Kaiser Wilhelm, right after the assassination of Franz Ferdinand, wrote that "Vienna must take a hard stand against Belgrade.  They must take back the Sanjak, and that right soon!"  He was referring to the Sanjak of Novi Pazar, a strip of Bosnia that was occupied by Austria-Hungary until 1908 and which separated Serbia from Montenegro.  It was conquered from Turkey at the beginning of the First Balkan War and divided between the two in 1913.  The ownership of this territory had been desirable to Austria-Hungary before 1908 as a bridge for its projected railway line to Salonika.  Although the largest seaport in the Balkans was long considered by the world to be Austria's ultimate foreign policy aim, neither Berchtold nor Aehrenthal ever considered Salonika as a feasible and worthwhile prize.

Chancellor Stürgkh and certain elements of the military favoured simply annexing the Macva region in northeastern Serbia, which would give the army a commanding position over northern Serbia from the heights of the Cer ridge.  This place would be the scene of ferocious fighting in August and September 1914.  General Conrad and the War ministry insisted on complete annexation of Serbia to suppress the problem once and for all.  It was clear to everyone that this program would never work out.

Berchtold himself though the best solution would be for Austria-Hungary to partition Serbian territories out to its neighbours; thus, Bulgaria would be given Macedonia and Albania would be given Kossovo.  This would bring these countries close to Vienna, and Serbia would be weakened considerably.  (Tisza was likely to accept this proposal, but these things were beyond his reach now.)  Such a proposition was never spoken aloud by Berchtold, but his refusal to denounce this plan in front of the Russian and French ambassadors led especially Sazonov to conclude that this was the Ballplatz's goal.

Who's the Master and Who's the Servant?
The brief and pointless bombardment of Belgrade on 29 July was the first and only war-like activity against Serbia for the next 10 days.  Berchtold must have had a hand in its occurrence, because when he was summoned before Kaiser Franz Josef and asked why his flotilla had bombarded Belgrade, Berchtold flatly lied and said it was a response to a Serbian attack.  It was as sad as when the Young Turks lied to the Sultan Mohammed after the Turkish navy bombarded Russian ports in October, telling him it was only done after the Russians had treacherously attacked Turkey.  The old Sultan died believing he had been wronged by the Russians, and no doubt Kaiser Franz Josef had no reason not to believe his long-serving Foreign Minister's claims either.

This was the sum of Berchtold's work:  He was a servant who thought he knew better than his master.  Berchtold considered his position to be the only one suitable to preserve the Empire, and he could not risk this position by trying to explain it to his Kaiser or to the Germans, both of whom were genuinely afraid of a World War.  In a letter to Kaiser Wilhelm, Kaiser Franz Josef described Berchtold's report of an initial Serbian attack as justification for military action (the blowing of the Danube bridge was proof enough of Serbian guile) and nothing more was ever heard of the incident.  The movement of millions of soldiers on the continent shifted attention away from Berchtold's petty fabrications.  Things had expanded far away from the Ballplatz.

Berchtold resigned from the post of Foreign Minister in January 1915, and was replaced by
Graf Istvan Burian.
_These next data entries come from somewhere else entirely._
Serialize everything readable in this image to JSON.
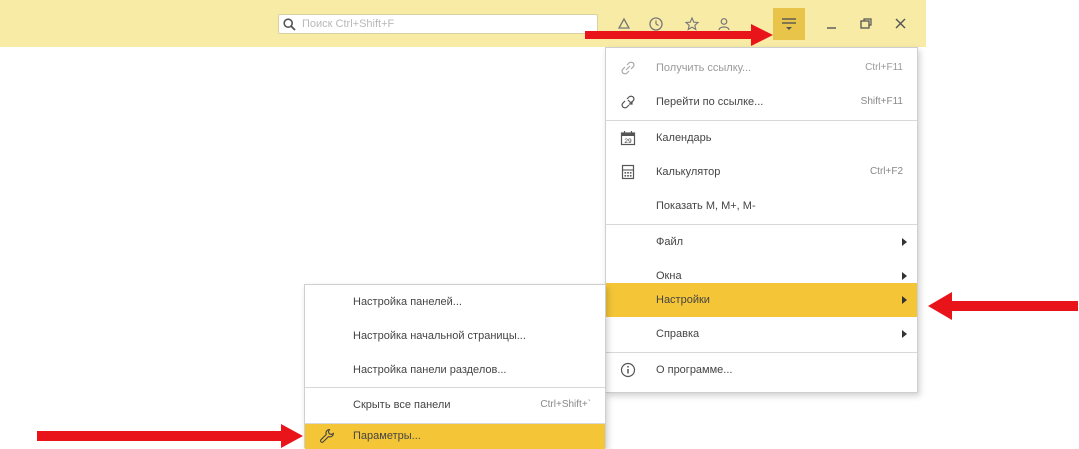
{
  "search": {
    "placeholder": "Поиск Ctrl+Shift+F"
  },
  "icons": {
    "search": "search-icon",
    "main_menu": "main-menu-icon",
    "minimize": "minimize-icon",
    "restore": "restore-icon",
    "close": "close-icon",
    "link": "link-icon",
    "goto_link": "goto-link-icon",
    "calendar": "calendar-icon",
    "calculator": "calculator-icon",
    "info": "info-icon",
    "wrench": "wrench-icon",
    "annotation_arrow": "red-arrow-icon"
  },
  "calendar_icon_day": "29",
  "main_menu": {
    "items": [
      {
        "label": "Получить ссылку...",
        "shortcut": "Ctrl+F11"
      },
      {
        "label": "Перейти по ссылке...",
        "shortcut": "Shift+F11"
      },
      {
        "label": "Календарь",
        "shortcut": ""
      },
      {
        "label": "Калькулятор",
        "shortcut": "Ctrl+F2"
      },
      {
        "label": "Показать M, M+, M-",
        "shortcut": ""
      },
      {
        "label": "Файл",
        "shortcut": ""
      },
      {
        "label": "Окна",
        "shortcut": ""
      },
      {
        "label": "Настройки",
        "shortcut": ""
      },
      {
        "label": "Справка",
        "shortcut": ""
      },
      {
        "label": "О программе...",
        "shortcut": ""
      }
    ]
  },
  "settings_submenu": {
    "items": [
      {
        "label": "Настройка панелей...",
        "shortcut": ""
      },
      {
        "label": "Настройка начальной страницы...",
        "shortcut": ""
      },
      {
        "label": "Настройка панели разделов...",
        "shortcut": ""
      },
      {
        "label": "Скрыть все панели",
        "shortcut": "Ctrl+Shift+`"
      },
      {
        "label": "Параметры...",
        "shortcut": ""
      }
    ]
  },
  "colors": {
    "topbar": "#f7eba6",
    "highlight": "#f4c537",
    "annotation": "#e8141a"
  }
}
Berchtold then became lord high chamberlain to the Archduke Karl, who was the heir to the Imperial crowns.  Following Karl's ascension to the throne in late November 1916, Berchtold went into a secluded retirement.  Leopold Graf Berchtold died on 21 November 1942 at Peresznye near Sopron, Hungary.

The Glamour of War?
Anton Graf Berchtold, a brother of Leopold, was given command of the XIII. Mountain Brigade, which was attached to the 58. inf. div., in the XVI. Corps of Feldzeugmeister
Wenzel von Wurm.

GWS, 10/01 [rev. 9/03]
A Noble Pedigree
Arms of an old and noble pedigree:  The part Czech, part Hungarian, part German, and part French Leopold Graf Berchtold von und zu Ungarschütz, Frättling, und Püllütz let others worry about nationalism.  As far as he was concerned, the best pedigree was a mixed one, albeit aristocratic; that way, there could be no favouring one nationality over another.